Create strong passwords. Mix numbers, letters—upper and lower case—and special characters, and make your password at least eight characters long. Use different passwords for different sites and services, or consider using a secure password manager to help keep track of them.
Question everything. An email claiming you just won an iPad may grab your eye, but its intent likely is to scam you and your wallet. And don’t count on all online scams containing grammar and spelling mistakes as a tipoff.
Back it up—now. Some online attacks do irreparable damage. Save yourself a lot of pain with a simple and regular backup procedure.
Secure your mobile device. You may have secured your PC, only to put vulnerable data on a mobile device lacking any security checks at all. Android mobile phones are targeted with an increasing amount of malicious code. Many iPhone users still don’t use a PIN to lock their screens.
Counterfeit check scams come in many guides
If someone you don't know offers to send you money, watch out. It's probably a counterfeit check scam. There are lots of variations of these scams, but one thing is for sure--you'll be out money if you comply. Sure, it might be tempting to cash a check for free money. Counterfeit checks look so real that even financial institution employees can be fooled. If the check is a fraud and bounces after you've cashed it, you're the one who will be held responsible. Counterfeit check scammers hunt for victims by scanning newspaper and online ads for people trying to sell things and people seeking employment. Scammers even send random emails and faxes hoping that someone takes the bait.
These scams take many guises, but the main thing to watch out for is someone you don't know who wants to send you a check or money order for a large sum of money--but requests that you wire a portion of the money back. If you fall for this, you can be sure of three things:
If you get a check that you're suspicious about, don't cash it. Report scams to the National Fraud Information Center/Internet Fraud Watch at fraud.org.
Save your identity with e-Statements

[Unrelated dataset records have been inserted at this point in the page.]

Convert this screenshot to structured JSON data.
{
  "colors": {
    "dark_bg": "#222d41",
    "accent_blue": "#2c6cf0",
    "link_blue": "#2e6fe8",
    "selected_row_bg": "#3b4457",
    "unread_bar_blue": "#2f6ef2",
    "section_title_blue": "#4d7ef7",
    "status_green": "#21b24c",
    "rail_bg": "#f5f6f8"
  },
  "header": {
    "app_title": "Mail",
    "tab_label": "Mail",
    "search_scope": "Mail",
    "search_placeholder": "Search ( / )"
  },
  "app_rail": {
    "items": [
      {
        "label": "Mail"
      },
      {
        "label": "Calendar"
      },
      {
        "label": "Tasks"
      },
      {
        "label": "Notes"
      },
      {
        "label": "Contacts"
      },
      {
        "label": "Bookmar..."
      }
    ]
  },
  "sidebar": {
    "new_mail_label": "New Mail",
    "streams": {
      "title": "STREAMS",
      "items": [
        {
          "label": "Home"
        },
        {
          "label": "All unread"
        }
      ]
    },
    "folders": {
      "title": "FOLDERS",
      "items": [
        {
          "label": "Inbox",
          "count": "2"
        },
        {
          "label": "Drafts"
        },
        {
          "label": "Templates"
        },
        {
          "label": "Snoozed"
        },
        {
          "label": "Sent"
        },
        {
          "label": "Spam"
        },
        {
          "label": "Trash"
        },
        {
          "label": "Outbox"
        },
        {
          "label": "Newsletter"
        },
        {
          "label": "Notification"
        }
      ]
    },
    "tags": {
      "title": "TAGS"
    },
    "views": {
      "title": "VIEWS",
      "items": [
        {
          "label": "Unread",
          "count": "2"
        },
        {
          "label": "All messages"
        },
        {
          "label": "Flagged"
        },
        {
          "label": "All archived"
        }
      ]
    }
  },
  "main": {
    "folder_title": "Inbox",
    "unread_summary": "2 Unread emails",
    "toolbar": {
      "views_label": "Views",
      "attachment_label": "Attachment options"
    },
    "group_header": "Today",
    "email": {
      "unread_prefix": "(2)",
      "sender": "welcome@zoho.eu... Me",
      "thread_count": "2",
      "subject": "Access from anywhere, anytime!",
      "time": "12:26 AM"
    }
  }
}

Reduce your chances of being a victim of mail fraud--receive your Boulevard Federal Credit Union statement electronically. Even though identity thieves are finding new ways to steal information over the Internet, the original theft--for example, taking out a credit card in your name--tends to be a low-tech crime. According to the Federal Trade Commission, about half the country's victims know how their information was swiped, and in many cases the breach was paper--bills, credit card solicitations, and financial statements--pilfered from garbage cans and mailboxes. Banking and paying bills online not only cuts off thieves' access to the papers they need to commit ID theft, but also helps detect the crime sooner. This is because consumers who bank online check their accounts much more frequently--nearly four times a month compared with once a month for those who receive statements by mail. Receive your statement electronically and enjoy safety, timeliness, and convenience. Sign up for our e-banking & e-statements today!